Work task =
Go through the listing below and return each line that includes "down".
START Data section
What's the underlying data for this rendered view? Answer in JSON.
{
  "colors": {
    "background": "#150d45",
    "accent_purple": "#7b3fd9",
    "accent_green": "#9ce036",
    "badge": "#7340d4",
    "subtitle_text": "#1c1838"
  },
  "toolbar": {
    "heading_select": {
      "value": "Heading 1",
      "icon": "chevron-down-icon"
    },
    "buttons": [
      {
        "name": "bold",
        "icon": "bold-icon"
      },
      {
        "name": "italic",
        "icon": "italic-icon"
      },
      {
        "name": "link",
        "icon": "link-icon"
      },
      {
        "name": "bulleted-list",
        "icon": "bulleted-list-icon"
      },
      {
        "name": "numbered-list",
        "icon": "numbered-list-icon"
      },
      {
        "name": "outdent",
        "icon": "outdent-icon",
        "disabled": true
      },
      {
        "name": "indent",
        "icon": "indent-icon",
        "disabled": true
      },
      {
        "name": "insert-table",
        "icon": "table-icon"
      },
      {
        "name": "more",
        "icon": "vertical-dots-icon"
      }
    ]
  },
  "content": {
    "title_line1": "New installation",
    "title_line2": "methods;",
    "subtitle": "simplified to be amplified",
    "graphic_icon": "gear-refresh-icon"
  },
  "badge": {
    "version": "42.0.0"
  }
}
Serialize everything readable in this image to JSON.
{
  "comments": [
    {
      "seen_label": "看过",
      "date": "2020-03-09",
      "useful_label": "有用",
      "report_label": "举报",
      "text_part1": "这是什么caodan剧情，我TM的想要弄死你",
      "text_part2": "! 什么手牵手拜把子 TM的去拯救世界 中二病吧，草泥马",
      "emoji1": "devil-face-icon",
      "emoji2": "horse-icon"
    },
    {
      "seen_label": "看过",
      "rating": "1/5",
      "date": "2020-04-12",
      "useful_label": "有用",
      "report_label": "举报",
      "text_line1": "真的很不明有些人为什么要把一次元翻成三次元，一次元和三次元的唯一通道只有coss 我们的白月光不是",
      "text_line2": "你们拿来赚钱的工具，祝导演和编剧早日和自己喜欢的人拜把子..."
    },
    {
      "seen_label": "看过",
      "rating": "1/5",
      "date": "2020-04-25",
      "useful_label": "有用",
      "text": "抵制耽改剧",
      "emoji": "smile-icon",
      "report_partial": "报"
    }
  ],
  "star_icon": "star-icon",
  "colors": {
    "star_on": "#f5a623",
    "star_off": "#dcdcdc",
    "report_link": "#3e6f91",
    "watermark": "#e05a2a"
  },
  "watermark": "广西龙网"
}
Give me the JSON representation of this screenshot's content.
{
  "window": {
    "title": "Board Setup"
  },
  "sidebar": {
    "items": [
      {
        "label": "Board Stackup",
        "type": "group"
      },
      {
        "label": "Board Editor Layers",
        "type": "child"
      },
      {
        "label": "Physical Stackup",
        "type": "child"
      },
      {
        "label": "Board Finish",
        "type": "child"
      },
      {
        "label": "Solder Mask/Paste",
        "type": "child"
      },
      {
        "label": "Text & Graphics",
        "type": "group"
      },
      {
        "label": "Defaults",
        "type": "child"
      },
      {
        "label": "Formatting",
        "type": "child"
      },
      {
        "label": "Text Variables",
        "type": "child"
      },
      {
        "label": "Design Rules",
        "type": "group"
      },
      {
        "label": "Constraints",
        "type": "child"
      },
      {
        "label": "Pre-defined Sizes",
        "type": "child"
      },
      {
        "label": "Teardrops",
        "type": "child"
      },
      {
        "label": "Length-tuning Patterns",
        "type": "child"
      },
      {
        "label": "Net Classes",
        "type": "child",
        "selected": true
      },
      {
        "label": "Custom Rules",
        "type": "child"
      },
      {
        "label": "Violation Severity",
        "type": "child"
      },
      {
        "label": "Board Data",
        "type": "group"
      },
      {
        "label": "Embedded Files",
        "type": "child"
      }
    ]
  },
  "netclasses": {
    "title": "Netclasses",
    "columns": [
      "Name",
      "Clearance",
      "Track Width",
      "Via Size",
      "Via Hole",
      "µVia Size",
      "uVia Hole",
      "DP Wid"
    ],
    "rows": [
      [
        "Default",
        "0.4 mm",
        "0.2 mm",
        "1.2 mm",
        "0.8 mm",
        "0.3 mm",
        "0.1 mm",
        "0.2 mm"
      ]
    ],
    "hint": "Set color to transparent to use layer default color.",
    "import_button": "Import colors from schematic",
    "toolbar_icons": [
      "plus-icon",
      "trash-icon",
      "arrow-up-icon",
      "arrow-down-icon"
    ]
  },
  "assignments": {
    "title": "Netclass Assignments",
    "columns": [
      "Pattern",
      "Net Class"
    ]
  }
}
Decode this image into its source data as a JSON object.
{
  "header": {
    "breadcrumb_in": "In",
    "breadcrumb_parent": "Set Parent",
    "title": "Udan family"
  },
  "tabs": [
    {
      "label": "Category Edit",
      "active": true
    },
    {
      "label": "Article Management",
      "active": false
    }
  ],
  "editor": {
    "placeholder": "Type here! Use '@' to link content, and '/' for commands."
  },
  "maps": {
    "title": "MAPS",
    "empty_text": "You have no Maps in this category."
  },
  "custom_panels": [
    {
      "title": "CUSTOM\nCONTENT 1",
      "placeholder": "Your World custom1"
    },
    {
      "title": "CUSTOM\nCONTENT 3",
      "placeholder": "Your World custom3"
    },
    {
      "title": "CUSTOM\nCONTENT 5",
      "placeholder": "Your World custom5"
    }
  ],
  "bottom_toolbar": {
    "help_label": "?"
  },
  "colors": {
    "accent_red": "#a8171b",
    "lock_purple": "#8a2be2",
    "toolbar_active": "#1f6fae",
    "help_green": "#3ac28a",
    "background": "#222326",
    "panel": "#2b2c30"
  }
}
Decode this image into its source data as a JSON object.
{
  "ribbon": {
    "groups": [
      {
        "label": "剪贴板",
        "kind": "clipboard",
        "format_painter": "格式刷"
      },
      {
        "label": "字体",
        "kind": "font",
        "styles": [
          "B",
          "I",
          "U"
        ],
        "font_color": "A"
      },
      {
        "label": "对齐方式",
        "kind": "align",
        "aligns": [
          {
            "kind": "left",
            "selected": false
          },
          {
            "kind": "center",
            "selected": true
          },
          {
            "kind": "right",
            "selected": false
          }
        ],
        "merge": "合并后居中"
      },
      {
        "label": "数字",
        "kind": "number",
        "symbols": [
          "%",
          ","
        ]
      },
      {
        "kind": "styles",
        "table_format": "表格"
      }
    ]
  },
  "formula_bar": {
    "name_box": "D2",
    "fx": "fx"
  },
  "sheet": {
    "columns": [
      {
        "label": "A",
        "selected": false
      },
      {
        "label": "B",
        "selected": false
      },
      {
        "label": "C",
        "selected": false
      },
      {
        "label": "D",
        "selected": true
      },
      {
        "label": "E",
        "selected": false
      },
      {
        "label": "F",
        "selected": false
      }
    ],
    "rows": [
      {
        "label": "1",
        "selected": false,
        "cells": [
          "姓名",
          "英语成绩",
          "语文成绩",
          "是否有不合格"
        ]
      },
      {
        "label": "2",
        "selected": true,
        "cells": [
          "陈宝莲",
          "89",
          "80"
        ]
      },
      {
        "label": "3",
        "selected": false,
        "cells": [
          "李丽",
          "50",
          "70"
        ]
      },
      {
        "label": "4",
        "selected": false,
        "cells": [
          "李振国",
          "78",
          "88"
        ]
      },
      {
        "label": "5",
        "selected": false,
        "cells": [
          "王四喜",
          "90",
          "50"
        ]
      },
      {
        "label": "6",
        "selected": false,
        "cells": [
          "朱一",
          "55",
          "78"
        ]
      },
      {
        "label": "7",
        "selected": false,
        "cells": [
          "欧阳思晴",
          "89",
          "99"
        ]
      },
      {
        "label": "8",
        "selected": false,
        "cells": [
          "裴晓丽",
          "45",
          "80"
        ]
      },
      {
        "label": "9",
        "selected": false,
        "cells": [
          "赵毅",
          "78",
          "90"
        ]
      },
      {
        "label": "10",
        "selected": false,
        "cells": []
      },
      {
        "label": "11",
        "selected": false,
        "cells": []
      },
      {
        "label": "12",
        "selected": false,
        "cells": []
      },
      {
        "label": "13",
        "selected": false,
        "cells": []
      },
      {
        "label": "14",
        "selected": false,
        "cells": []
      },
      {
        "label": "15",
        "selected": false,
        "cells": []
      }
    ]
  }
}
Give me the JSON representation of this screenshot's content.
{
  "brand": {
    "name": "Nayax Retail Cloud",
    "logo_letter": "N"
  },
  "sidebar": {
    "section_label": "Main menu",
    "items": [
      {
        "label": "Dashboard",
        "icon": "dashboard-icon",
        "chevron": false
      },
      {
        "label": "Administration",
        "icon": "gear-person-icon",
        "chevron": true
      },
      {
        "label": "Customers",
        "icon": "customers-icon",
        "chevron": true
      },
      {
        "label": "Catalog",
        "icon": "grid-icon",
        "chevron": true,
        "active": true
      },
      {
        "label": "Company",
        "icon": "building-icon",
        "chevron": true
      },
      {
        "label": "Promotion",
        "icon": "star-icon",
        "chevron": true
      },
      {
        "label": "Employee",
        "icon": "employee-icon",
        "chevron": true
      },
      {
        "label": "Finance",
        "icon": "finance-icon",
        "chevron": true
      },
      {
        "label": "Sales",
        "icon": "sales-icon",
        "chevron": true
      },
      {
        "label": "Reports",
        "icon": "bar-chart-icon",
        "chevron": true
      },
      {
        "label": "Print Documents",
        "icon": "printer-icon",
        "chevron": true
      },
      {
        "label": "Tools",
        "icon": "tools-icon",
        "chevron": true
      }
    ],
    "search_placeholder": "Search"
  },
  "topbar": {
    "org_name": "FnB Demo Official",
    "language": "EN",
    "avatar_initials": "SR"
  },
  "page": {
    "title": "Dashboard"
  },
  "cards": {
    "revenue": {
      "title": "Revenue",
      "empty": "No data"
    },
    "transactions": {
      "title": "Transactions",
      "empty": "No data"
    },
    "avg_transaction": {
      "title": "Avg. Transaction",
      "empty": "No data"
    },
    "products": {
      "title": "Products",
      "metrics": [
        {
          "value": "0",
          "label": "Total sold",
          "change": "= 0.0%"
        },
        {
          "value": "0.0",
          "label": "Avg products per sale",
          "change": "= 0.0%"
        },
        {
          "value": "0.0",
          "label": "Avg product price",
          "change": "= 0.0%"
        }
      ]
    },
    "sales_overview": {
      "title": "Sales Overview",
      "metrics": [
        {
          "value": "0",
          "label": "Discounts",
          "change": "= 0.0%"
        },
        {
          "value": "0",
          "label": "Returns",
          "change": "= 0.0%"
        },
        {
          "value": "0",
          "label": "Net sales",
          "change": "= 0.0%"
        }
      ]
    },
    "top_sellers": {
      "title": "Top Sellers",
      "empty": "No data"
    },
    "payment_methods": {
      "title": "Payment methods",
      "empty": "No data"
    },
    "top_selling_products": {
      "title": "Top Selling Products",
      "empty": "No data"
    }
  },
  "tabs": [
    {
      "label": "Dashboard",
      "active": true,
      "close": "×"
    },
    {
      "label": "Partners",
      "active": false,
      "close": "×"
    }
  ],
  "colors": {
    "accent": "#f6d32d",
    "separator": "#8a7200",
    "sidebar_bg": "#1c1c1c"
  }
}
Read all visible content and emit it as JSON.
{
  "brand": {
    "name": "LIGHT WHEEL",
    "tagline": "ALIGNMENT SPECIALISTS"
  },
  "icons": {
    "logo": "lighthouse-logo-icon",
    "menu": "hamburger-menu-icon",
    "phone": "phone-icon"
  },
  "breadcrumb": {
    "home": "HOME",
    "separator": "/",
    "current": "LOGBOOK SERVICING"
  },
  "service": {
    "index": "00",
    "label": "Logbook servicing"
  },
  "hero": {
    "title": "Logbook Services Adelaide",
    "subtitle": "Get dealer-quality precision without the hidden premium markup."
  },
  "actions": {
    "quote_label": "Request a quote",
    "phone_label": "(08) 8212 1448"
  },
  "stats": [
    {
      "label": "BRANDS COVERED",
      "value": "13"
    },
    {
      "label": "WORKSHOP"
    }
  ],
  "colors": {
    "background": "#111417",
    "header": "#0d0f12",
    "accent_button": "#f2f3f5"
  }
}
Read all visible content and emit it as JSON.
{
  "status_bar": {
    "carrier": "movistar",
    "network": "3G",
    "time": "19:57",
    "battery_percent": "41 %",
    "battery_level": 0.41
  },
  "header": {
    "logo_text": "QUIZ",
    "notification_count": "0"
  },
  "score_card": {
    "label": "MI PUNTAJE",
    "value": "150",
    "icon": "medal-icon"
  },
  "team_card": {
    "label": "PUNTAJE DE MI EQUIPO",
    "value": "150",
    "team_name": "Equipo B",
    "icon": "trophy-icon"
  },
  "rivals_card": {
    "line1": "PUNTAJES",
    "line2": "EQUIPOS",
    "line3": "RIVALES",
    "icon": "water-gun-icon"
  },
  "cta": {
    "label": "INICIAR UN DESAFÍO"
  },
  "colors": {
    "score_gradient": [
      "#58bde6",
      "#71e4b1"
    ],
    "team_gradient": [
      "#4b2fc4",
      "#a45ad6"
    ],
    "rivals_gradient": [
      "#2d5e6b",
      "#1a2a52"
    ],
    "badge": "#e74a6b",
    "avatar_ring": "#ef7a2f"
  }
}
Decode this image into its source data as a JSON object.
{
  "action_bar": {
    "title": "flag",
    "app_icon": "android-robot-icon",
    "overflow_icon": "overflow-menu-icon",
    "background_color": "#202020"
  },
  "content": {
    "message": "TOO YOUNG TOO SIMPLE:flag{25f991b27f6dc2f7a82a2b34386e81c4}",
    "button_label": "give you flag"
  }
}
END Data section
Output =
      "icon": "chevron-down-icon"
      "arrow-down-icon"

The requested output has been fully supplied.